Studies show that we need to internalise the cost of the damage that we have been consistently doing in our nature.
For instance, the review of economics of climate change, conducted by Sir Nicholas Stern in 2006 and known as the Stern review, has underlined the importance to act in right earnest to address climate change or how severe the consequences of failing to act could be.
He has even highlighted the possibility of millions of people to become climate refugees, imputed to droughts and floods. The recent studies have also determined the strong association of increasing and prolonged floods to climate change and the situation could take a serious turn in South Asian countries.
The Stern review has, further, estimated that 1% of global GDP shall be spent to deal with climate change but without action and the resulting unchecked climate change could cause damage, amounting in between 5 and 20 times higher than the cost of action (1% of global GDP).
Other reports and assessments, including those of the Intergovernmental Panel on Climate Change (IPCC), also echo that the cost of action outweighs the cost of no action and these findings have unreservedly been accepted by most people.
We worry about future generations
This planet is beautiful, diverse and awe-inspiring with seemingly all the attributes that a mother has. We are privileged to be able to live on such a planet. Our children and the generations afterwards deserve the same too.
However, the comfort and pleasure that we enjoy now at the expense of nature and climate would make the future condition far from ideal for development. While we are counting the cost of damages that we have done, our next generations would bear most of the brunt of the degradation of nature and climate.
Having said that, people are capable of doing great things and we can amend the wrong footings for the right reasons. The concern for the vulnerability of our children as well as the intergenerational vulnerability, i.e., the vulnerability of a generation that transmits to the subsequent generations, is one of the reasons that shall prompt us to take climate actions.
Shafiqul Alam is a Humboldt Scholar and an environmental economist.

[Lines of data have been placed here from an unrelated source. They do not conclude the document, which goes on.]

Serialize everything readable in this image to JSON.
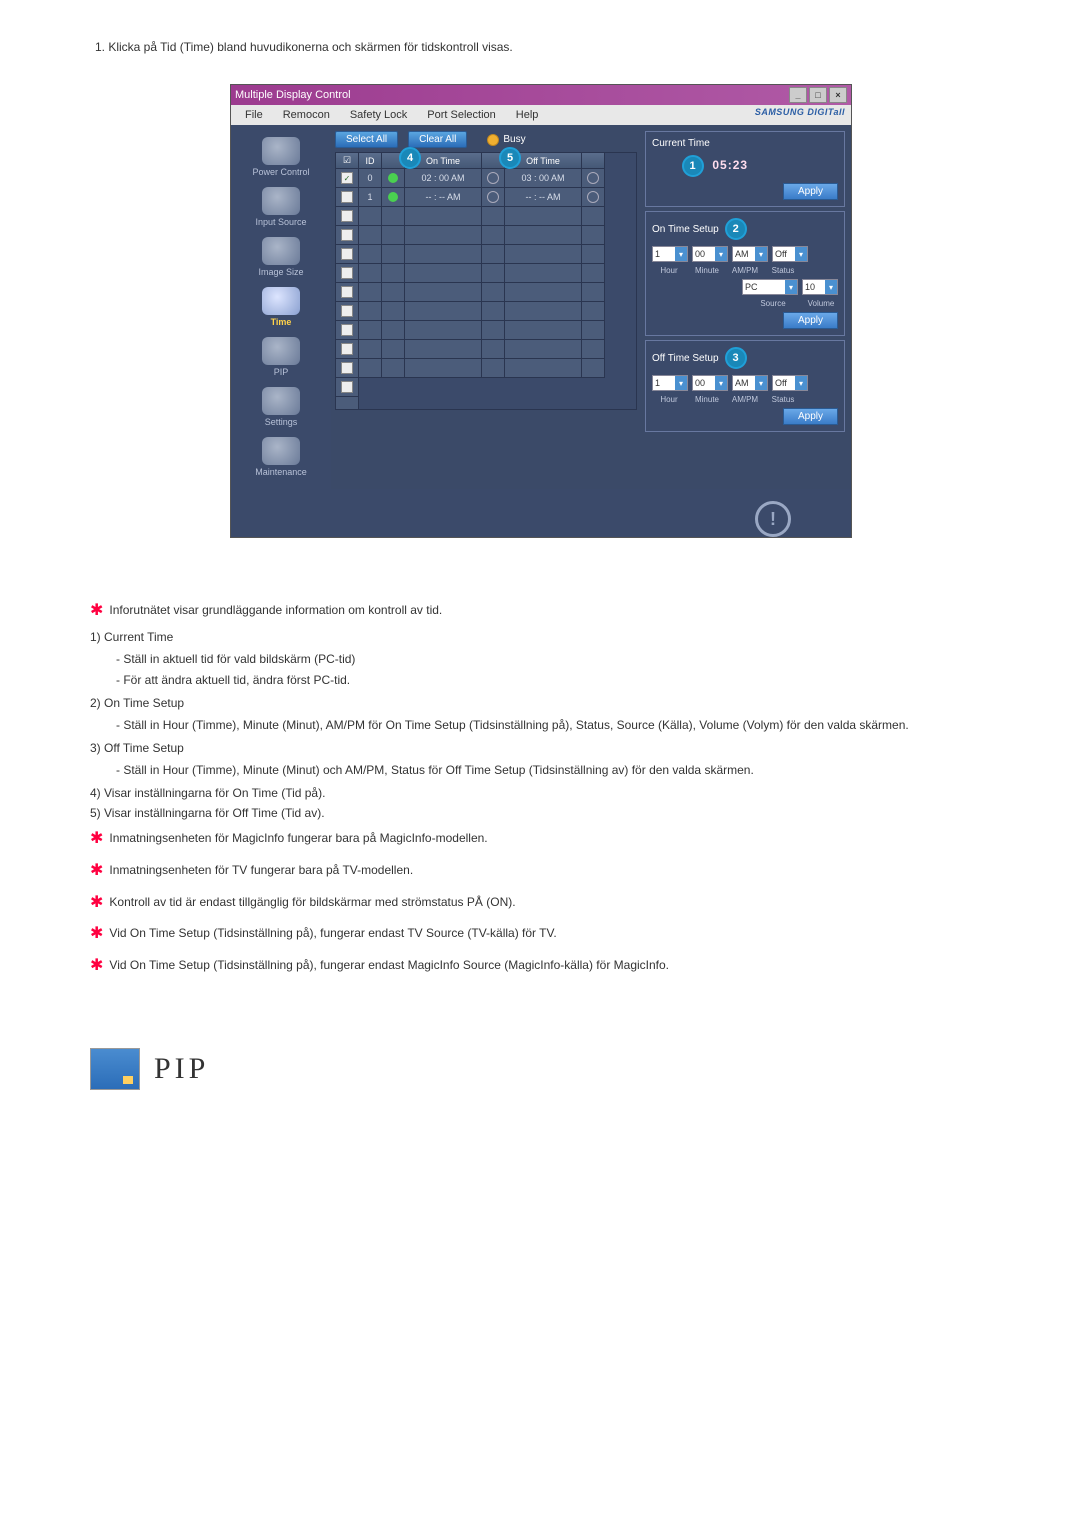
{
  "intro": "1.  Klicka på Tid (Time) bland huvudikonerna och skärmen för tidskontroll visas.",
  "window": {
    "title": "Multiple Display Control",
    "menus": {
      "file": "File",
      "remocon": "Remocon",
      "safety": "Safety Lock",
      "port": "Port Selection",
      "help": "Help"
    },
    "brand": "SAMSUNG DIGITall"
  },
  "sidebar": {
    "power": "Power Control",
    "input": "Input Source",
    "image": "Image Size",
    "time": "Time",
    "pip": "PIP",
    "settings": "Settings",
    "maint": "Maintenance"
  },
  "toolbar": {
    "select_all": "Select All",
    "clear_all": "Clear All",
    "busy": "Busy"
  },
  "grid": {
    "head": {
      "chk_icon": "☑",
      "id": "ID",
      "on": "On Time",
      "off": "Off Time"
    },
    "rows": [
      {
        "checked": true,
        "id": "0",
        "st": "green",
        "on": "02 : 00 AM",
        "d1": "ring",
        "off": "03 : 00 AM",
        "d2": "ring"
      },
      {
        "checked": false,
        "id": "1",
        "st": "green",
        "on": "-- : -- AM",
        "d1": "ring",
        "off": "-- : -- AM",
        "d2": "ring"
      }
    ],
    "badges": {
      "on": "4",
      "off": "5"
    }
  },
  "panels": {
    "current_time": {
      "title": "Current Time",
      "badge": "1",
      "value": "05:23",
      "apply": "Apply"
    },
    "on_time": {
      "title": "On Time Setup",
      "badge": "2",
      "hour": "1",
      "minute": "00",
      "ampm": "AM",
      "status": "Off",
      "lbl_hour": "Hour",
      "lbl_minute": "Minute",
      "lbl_ampm": "AM/PM",
      "lbl_status": "Status",
      "source": "PC",
      "volume": "10",
      "lbl_source": "Source",
      "lbl_volume": "Volume",
      "apply": "Apply"
    },
    "off_time": {
      "title": "Off Time Setup",
      "badge": "3",
      "hour": "1",
      "minute": "00",
      "ampm": "AM",
      "status": "Off",
      "lbl_hour": "Hour",
      "lbl_minute": "Minute",
      "lbl_ampm": "AM/PM",
      "lbl_status": "Status",
      "apply": "Apply"
    }
  },
  "doc": {
    "star1": "Inforutnätet visar grundläggande information om kontroll av tid.",
    "n1": "1)  Current Time",
    "n1a": "Ställ in aktuell tid för vald bildskärm (PC-tid)",
    "n1b": "För att ändra aktuell tid, ändra först PC-tid.",
    "n2": "2)  On Time Setup",
    "n2a": "Ställ in Hour (Timme), Minute (Minut), AM/PM för On Time Setup (Tidsinställning på), Status, Source (Källa), Volume (Volym) för den valda skärmen.",
    "n3": "3)  Off Time Setup",
    "n3a": "Ställ in Hour (Timme), Minute (Minut) och AM/PM, Status för Off Time Setup (Tidsinställning av) för den valda skärmen.",
    "n4": "4)  Visar inställningarna för On Time (Tid på).",
    "n5": "5)  Visar inställningarna för Off Time (Tid av).",
    "star2": "Inmatningsenheten för MagicInfo fungerar bara på MagicInfo-modellen.",
    "star3": "Inmatningsenheten för TV fungerar bara på TV-modellen.",
    "star4": "Kontroll av tid är endast tillgänglig för bildskärmar med strömstatus PÅ (ON).",
    "star5": "Vid On Time Setup (Tidsinställning på), fungerar endast TV Source (TV-källa) för TV.",
    "star6": "Vid On Time Setup (Tidsinställning på), fungerar endast MagicInfo Source (MagicInfo-källa) för MagicInfo."
  },
  "pip": {
    "title": "PIP"
  }
}
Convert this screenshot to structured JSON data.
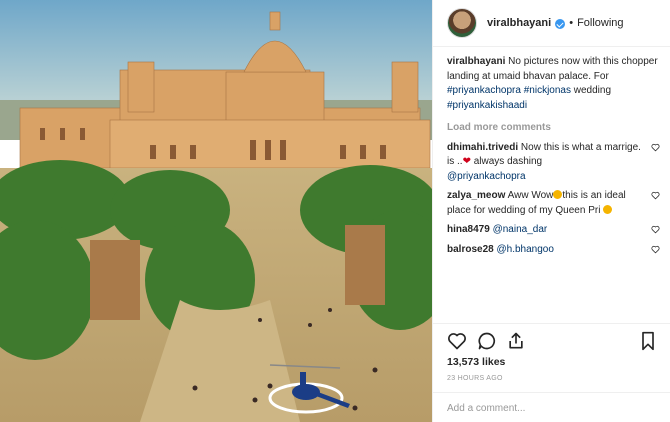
{
  "post": {
    "username": "viralbhayani",
    "follow_status": "Following",
    "separator": "•",
    "caption": {
      "username": "viralbhayani",
      "text": "No pictures now with this chopper landing at umaid bhavan palace. For",
      "tags": [
        "#priyankachopra",
        "#nickjonas",
        "wedding",
        "#priyankakishaadi"
      ]
    },
    "load_more": "Load more comments",
    "comments": [
      {
        "user": "dhimahi.trivedi",
        "text_before": "Now this is what a marrige. is ..",
        "text_after": " always dashing",
        "mention": "@priyankachopra"
      },
      {
        "user": "zalya_meow",
        "text_before": "Aww Wow",
        "text_after": "this is an ideal place for wedding of my Queen Pri"
      },
      {
        "user": "hina8479",
        "mention": "@naina_dar"
      },
      {
        "user": "balrose28",
        "mention": "@h.bhangoo"
      }
    ],
    "likes": "13,573 likes",
    "timestamp": "23 HOURS AGO",
    "add_comment_placeholder": "Add a comment..."
  },
  "colors": {
    "text": "#262626",
    "muted": "#999999",
    "link": "#003569",
    "verified": "#3897f0"
  },
  "icons": [
    "verified-badge-icon",
    "heart-icon",
    "comment-icon",
    "share-icon",
    "bookmark-icon",
    "red-heart-emoji",
    "heart-eyes-emoji",
    "crying-emoji"
  ]
}
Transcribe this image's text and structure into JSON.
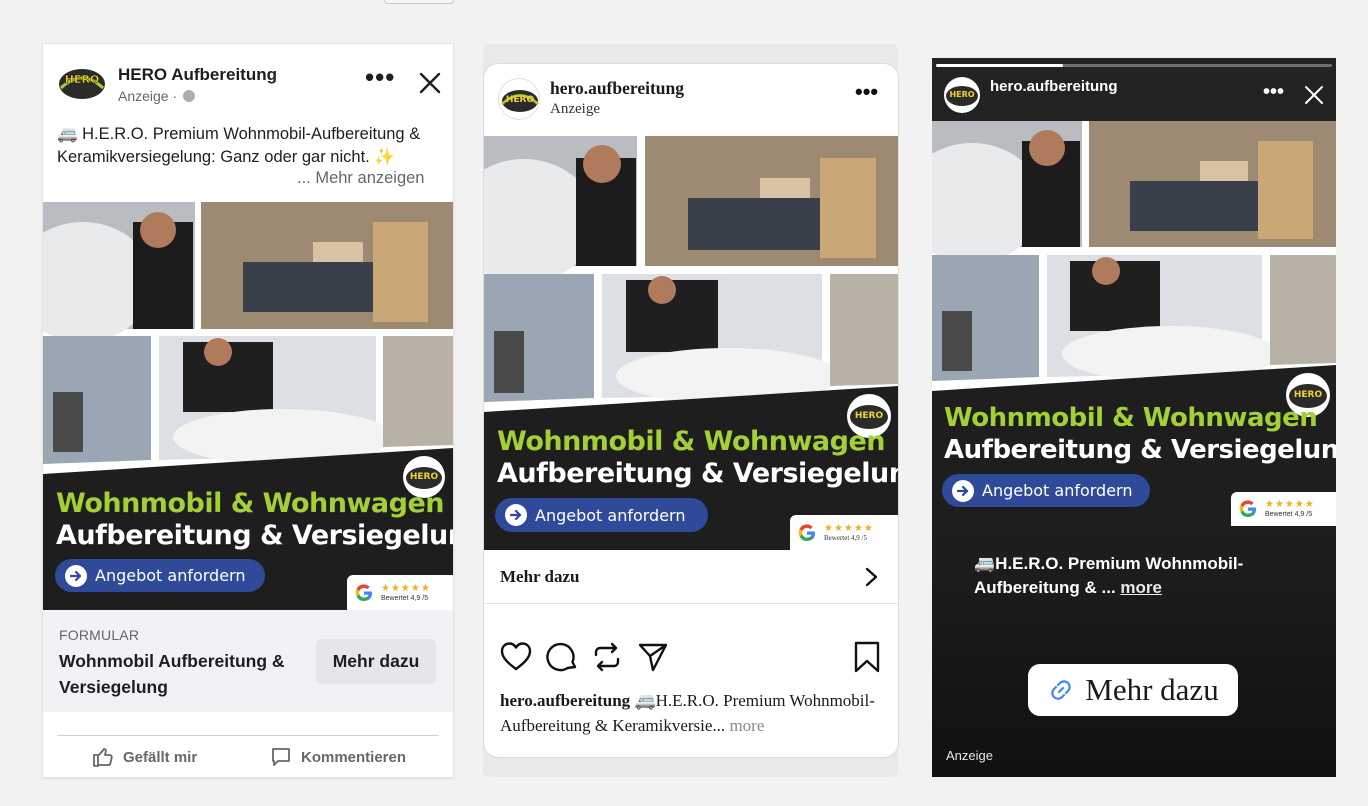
{
  "facebook": {
    "page_name": "HERO Aufbereitung",
    "sponsored": "Anzeige ·",
    "post_text": "🚐 H.E.R.O. Premium Wohnmobil-Aufbereitung & Keramikversiegelung: Ganz oder gar nicht. ✨",
    "see_more": "... Mehr anzeigen",
    "form_label": "FORMULAR",
    "form_title": "Wohnmobil Aufbereitung & Versiegelung",
    "cta_label": "Mehr dazu",
    "like_label": "Gefällt mir",
    "comment_label": "Kommentieren"
  },
  "instagram_feed": {
    "username": "hero.aufbereitung",
    "sponsored": "Anzeige",
    "cta_label": "Mehr dazu",
    "caption_user": "hero.aufbereitung",
    "caption_text": "🚐H.E.R.O. Premium Wohnmobil-Aufbereitung & Keramikversie...",
    "caption_more": "more"
  },
  "instagram_story": {
    "username": "hero.aufbereitung",
    "progress": 0.32,
    "caption": "🚐H.E.R.O. Premium Wohnmobil-Aufbereitung & ...",
    "caption_more": "more",
    "link_label": "Mehr dazu",
    "sponsored": "Anzeige"
  },
  "creative": {
    "headline_green": "Wohnmobil & Wohnwagen",
    "headline_white": "Aufbereitung & Versiegelung",
    "cta": "Angebot anfordern",
    "rating_stars": "★★★★★",
    "rating_text": "Bewertet 4,9 /5",
    "logo_text": "HERO"
  },
  "colors": {
    "banner_green": "#a4d037",
    "banner_bg": "#1e1e1e",
    "cta_blue": "#2e4a99",
    "fb_text_muted": "#65676b"
  }
}
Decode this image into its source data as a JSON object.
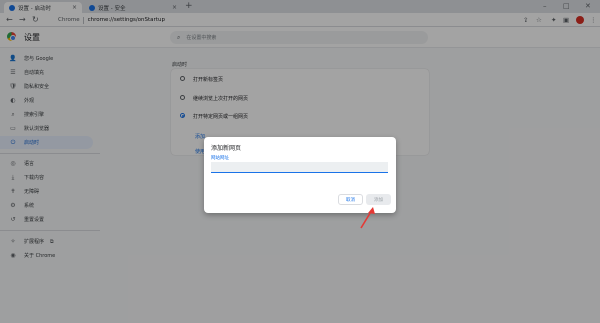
{
  "browser": {
    "tabs": [
      {
        "label": "设置 - 启动时",
        "active": true,
        "close": "×"
      },
      {
        "label": "设置 - 安全",
        "active": false,
        "close": "×"
      }
    ],
    "new_tab": "+",
    "window_controls": {
      "minimize": "–",
      "maximize": "□",
      "close": "✕"
    },
    "nav": {
      "back": "←",
      "forward": "→",
      "reload": "↻"
    },
    "address": {
      "site_label": "Chrome",
      "url": "chrome://settings/onStartup"
    },
    "toolbar_icons": [
      "share-icon",
      "star-icon",
      "extensions-icon",
      "sidebar-icon",
      "profile-avatar",
      "menu-icon"
    ],
    "toolbar_glyphs": {
      "share": "⇪",
      "star": "☆",
      "extensions": "✦",
      "sidebar": "▣",
      "menu": "⋮"
    }
  },
  "settings": {
    "title": "设置",
    "search_placeholder": "在设置中搜索",
    "search_glyph": "⌕",
    "sidebar": [
      {
        "label": "您与 Google",
        "icon": "person-icon",
        "glyph": "👤"
      },
      {
        "label": "自动填充",
        "icon": "autofill-icon",
        "glyph": "☰"
      },
      {
        "label": "隐私和安全",
        "icon": "shield-icon",
        "glyph": "🛡"
      },
      {
        "label": "外观",
        "icon": "palette-icon",
        "glyph": "◐"
      },
      {
        "label": "搜索引擎",
        "icon": "search-icon",
        "glyph": "⌕"
      },
      {
        "label": "默认浏览器",
        "icon": "browser-icon",
        "glyph": "▭"
      },
      {
        "label": "启动时",
        "icon": "power-icon",
        "glyph": "⏻",
        "active": true
      },
      {
        "label": "语言",
        "icon": "globe-icon",
        "glyph": "◎"
      },
      {
        "label": "下载内容",
        "icon": "download-icon",
        "glyph": "⤓"
      },
      {
        "label": "无障碍",
        "icon": "accessibility-icon",
        "glyph": "✝"
      },
      {
        "label": "系统",
        "icon": "wrench-icon",
        "glyph": "⚙"
      },
      {
        "label": "重置设置",
        "icon": "reset-icon",
        "glyph": "↺"
      },
      {
        "label": "扩展程序",
        "icon": "puzzle-icon",
        "glyph": "✧",
        "external": "⧉"
      },
      {
        "label": "关于 Chrome",
        "icon": "chrome-icon",
        "glyph": "◉"
      }
    ],
    "section_label": "启动时",
    "startup_options": [
      {
        "label": "打开新标签页",
        "selected": false
      },
      {
        "label": "继续浏览上次打开的网页",
        "selected": false
      },
      {
        "label": "打开特定网页或一组网页",
        "selected": true
      }
    ],
    "card_links": [
      "添加",
      "使用"
    ]
  },
  "dialog": {
    "title": "添加新网页",
    "field_label": "网站网址",
    "field_value": "",
    "cancel": "取消",
    "add": "添加"
  },
  "colors": {
    "accent": "#1a73e8",
    "overlay": "rgba(0,0,0,0.36)",
    "annotation_arrow": "#e53935"
  }
}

Disclaimer: The views and opinions expressed in this article are those of the authors and do not necessarily reflect the opinions and views of The Business Standard.